Stephen Moss is a nature writer and broadcaster, specialising in birds and British wildlife. In a long career at the Natural History Unit in Bristol, he produced Birding with Bill Oddie, Big Cat Diary, The Nature of Britain, Birds Britannia, and the BAFTA-award-winning Springwatch. His books include include Wild Kingdom, Skylarks with Rosie, and bestselling biographies of the Robin, Wren, Swallow and Swan. He is President of the Somerset Wildlife Trust, and teaches an MA
Helen Macdonald is a writer, poet, artist, and historian of science. She’s worked as a Research Fellow at Jesus College, Cambridge, as a professional falconer, and has helped manage raptor research and conservation projects across Eurasia. She is an affiliate of the Department of History and Philosophy of Science at the University of Cambridge, and her

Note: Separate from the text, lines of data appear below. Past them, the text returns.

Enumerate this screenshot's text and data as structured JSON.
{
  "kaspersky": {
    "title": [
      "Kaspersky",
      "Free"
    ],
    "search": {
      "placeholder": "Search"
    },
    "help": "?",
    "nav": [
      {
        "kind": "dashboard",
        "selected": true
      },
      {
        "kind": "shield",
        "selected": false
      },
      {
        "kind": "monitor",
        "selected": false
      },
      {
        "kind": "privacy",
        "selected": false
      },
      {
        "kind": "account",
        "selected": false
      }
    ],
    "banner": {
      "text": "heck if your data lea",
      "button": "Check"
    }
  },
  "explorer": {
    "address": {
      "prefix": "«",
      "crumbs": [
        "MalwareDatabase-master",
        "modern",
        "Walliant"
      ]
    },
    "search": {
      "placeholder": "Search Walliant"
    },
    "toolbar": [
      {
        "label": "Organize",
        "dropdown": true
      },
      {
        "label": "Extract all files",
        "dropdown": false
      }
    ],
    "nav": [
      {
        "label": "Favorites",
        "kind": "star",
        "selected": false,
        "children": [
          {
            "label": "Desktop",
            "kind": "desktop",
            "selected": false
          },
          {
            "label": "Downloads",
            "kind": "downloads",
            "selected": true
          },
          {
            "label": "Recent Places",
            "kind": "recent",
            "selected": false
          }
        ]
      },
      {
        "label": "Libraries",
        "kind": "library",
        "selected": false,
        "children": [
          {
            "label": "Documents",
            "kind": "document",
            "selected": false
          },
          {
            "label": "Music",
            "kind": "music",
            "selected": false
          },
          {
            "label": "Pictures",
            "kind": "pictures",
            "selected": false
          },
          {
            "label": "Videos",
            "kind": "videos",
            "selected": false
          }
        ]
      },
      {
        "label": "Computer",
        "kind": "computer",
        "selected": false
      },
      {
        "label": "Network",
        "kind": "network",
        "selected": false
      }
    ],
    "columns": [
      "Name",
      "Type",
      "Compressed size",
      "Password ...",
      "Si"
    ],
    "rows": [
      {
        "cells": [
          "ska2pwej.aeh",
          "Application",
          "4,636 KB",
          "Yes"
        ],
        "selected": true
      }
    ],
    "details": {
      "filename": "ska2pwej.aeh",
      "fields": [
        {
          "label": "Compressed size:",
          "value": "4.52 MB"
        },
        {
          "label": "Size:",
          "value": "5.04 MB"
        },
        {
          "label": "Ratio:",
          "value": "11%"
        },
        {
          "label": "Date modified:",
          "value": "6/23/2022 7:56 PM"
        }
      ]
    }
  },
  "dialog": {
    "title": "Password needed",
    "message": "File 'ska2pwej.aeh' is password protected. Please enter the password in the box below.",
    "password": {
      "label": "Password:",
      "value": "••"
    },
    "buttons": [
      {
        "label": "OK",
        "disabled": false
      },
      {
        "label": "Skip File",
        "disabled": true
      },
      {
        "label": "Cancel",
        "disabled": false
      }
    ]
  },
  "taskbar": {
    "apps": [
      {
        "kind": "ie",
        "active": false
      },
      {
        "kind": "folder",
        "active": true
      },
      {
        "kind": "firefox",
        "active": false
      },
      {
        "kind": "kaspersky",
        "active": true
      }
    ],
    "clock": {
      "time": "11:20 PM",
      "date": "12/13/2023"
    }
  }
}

CERI LEVY is a film-maker, who started out making music videos before moving into the world of documentaries. His works include Bananaz, a film about the inner machinations of the group Gorillaz, and the forthcoming The Bird Effect; he is also co-curator of Ghosts of Gone Birds, and therefore a crucial cog in the boids’ creation myth.
Paul Jepson came to academia after a successful career in conservation management and policy. He has consulted for a wide range of inter-governmental and non-governmental organisations and was Indonesia Programme Coordinator for BirdLife International (1991-1997). He started his career as a local government countryside officer developing new urban conservation initiatives in Manchester and Shrewsbury (UK).
Clem Fisher has been a curator in the Vertebrate Zoology Section of National Museums Liverpool since 1975, having previously worked for the distinguished ornithologist David Snow at the Natural History Museum. Her main research interest is Australian natural history collections 1838–1850, and she is taking up a two-year Leverhulme Trust Research Fellowship to work on the
John Fanshawe is an author, curator and environmentalist based in north Cornwall. Over the last 35 years, he has worked on bird and biodiversity conservation in the UK, Kenya and Tanzania, primarily for the charity BirdLife. With Terry Stevenson, he is co-author of field guide, Birds of East Africa (2001, 2021), and with Nigel Redman and Terry Stevenson of Birds
MARK COCKER is an author of creative non-fiction. He is also a naturalist and environmental tutor, who writes and broadcasts on nature and wildlife in a variety of national media. In 2018 he released to huge acclaim his new book Our Place (Cape) on the fate of British nature since the beginning of the twentieth